> [EXERCISE REQUIREMENTS] Among the entries, find the lines with the string "FONT" and report them.

════════════════════

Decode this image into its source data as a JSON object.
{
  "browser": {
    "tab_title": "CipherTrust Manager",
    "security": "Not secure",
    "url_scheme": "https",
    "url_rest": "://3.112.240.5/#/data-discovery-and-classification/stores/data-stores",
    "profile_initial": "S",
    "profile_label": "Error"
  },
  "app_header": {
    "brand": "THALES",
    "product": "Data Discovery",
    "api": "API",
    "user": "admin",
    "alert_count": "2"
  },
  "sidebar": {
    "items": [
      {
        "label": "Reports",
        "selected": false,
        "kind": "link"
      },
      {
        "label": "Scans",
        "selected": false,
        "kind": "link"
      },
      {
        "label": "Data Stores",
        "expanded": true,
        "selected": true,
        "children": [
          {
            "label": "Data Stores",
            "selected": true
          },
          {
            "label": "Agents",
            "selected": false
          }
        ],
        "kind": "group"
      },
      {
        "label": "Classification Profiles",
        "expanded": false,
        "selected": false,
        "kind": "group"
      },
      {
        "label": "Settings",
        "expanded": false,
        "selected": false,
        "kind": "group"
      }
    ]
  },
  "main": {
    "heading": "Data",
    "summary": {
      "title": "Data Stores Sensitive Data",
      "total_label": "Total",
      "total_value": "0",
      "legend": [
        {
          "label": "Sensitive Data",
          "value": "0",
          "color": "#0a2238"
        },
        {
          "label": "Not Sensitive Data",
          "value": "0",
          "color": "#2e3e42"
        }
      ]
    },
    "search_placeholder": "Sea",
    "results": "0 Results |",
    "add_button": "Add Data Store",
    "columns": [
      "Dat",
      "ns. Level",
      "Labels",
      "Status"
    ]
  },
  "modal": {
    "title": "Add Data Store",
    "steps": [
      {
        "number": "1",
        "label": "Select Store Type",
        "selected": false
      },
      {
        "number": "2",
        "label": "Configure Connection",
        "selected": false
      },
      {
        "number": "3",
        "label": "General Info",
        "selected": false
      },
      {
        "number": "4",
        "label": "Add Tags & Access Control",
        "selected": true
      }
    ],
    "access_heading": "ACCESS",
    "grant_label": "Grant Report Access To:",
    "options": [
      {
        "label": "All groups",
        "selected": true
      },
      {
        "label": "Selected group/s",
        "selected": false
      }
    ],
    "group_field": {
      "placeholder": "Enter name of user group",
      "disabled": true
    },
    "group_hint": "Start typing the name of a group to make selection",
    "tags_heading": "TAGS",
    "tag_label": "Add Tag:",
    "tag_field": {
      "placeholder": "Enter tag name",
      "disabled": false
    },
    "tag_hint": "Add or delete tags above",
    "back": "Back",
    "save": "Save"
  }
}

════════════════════

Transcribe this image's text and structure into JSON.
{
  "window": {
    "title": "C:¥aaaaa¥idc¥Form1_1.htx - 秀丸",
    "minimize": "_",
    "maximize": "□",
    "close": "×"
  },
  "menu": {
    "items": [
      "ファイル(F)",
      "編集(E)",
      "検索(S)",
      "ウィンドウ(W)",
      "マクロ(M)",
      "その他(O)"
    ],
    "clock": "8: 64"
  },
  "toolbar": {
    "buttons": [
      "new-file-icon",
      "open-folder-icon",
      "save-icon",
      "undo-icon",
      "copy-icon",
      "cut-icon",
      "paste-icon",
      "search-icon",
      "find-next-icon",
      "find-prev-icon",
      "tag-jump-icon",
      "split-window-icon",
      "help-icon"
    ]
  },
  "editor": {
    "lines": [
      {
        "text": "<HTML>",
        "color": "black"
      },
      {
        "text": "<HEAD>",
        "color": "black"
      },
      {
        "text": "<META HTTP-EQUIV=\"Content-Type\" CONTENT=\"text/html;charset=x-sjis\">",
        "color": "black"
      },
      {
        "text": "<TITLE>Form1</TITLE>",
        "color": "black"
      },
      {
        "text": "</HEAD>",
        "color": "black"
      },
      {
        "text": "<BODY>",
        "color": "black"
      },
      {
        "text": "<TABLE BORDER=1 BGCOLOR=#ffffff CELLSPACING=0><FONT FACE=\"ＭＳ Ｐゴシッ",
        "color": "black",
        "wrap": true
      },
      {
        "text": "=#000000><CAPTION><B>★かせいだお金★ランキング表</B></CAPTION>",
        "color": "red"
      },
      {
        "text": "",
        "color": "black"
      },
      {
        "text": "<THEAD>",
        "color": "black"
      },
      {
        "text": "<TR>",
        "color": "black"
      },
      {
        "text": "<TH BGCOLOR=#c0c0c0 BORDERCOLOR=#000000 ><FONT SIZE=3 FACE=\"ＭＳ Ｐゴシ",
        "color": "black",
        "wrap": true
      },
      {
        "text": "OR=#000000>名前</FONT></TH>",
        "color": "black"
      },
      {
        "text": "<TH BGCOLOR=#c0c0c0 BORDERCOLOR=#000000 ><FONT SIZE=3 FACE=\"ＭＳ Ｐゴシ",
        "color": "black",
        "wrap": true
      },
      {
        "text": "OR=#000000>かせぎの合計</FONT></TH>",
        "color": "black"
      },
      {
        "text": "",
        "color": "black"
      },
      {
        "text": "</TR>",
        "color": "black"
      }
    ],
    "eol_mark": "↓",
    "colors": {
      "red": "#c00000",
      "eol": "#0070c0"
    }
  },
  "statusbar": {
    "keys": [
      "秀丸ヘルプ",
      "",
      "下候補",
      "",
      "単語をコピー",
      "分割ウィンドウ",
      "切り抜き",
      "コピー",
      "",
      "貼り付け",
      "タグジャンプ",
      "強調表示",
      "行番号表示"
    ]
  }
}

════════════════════

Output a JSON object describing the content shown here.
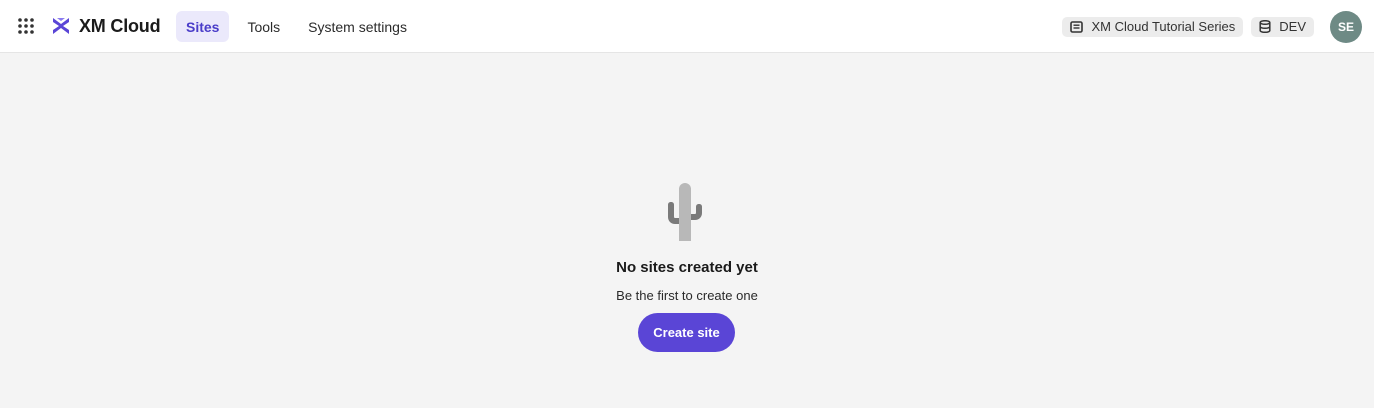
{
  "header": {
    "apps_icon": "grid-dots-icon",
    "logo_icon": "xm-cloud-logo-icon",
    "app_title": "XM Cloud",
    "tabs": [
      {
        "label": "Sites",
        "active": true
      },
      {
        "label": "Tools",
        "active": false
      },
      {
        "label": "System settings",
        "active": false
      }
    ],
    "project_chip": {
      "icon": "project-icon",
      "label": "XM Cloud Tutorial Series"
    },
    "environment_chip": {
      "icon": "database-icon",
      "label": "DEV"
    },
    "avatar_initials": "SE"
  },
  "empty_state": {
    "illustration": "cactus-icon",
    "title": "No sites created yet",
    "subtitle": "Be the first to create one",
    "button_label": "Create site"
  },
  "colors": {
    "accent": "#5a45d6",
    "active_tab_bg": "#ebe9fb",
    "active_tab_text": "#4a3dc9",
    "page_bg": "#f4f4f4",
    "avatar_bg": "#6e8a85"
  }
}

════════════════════

> [RESPONSE AREA]
        "text": "<TABLE BORDER=1 BGCOLOR=#ffffff CELLSPACING=0><FONT FACE=\"ＭＳ Ｐゴシッ",
        "text": "<TH BGCOLOR=#c0c0c0 BORDERCOLOR=#000000 ><FONT SIZE=3 FACE=\"ＭＳ Ｐゴシ",
        "text": "OR=#000000>名前</FONT></TH>",
        "text": "<TH BGCOLOR=#c0c0c0 BORDERCOLOR=#000000 ><FONT SIZE=3 FACE=\"ＭＳ Ｐゴシ",
        "text": "OR=#000000>かせぎの合計</FONT></TH>",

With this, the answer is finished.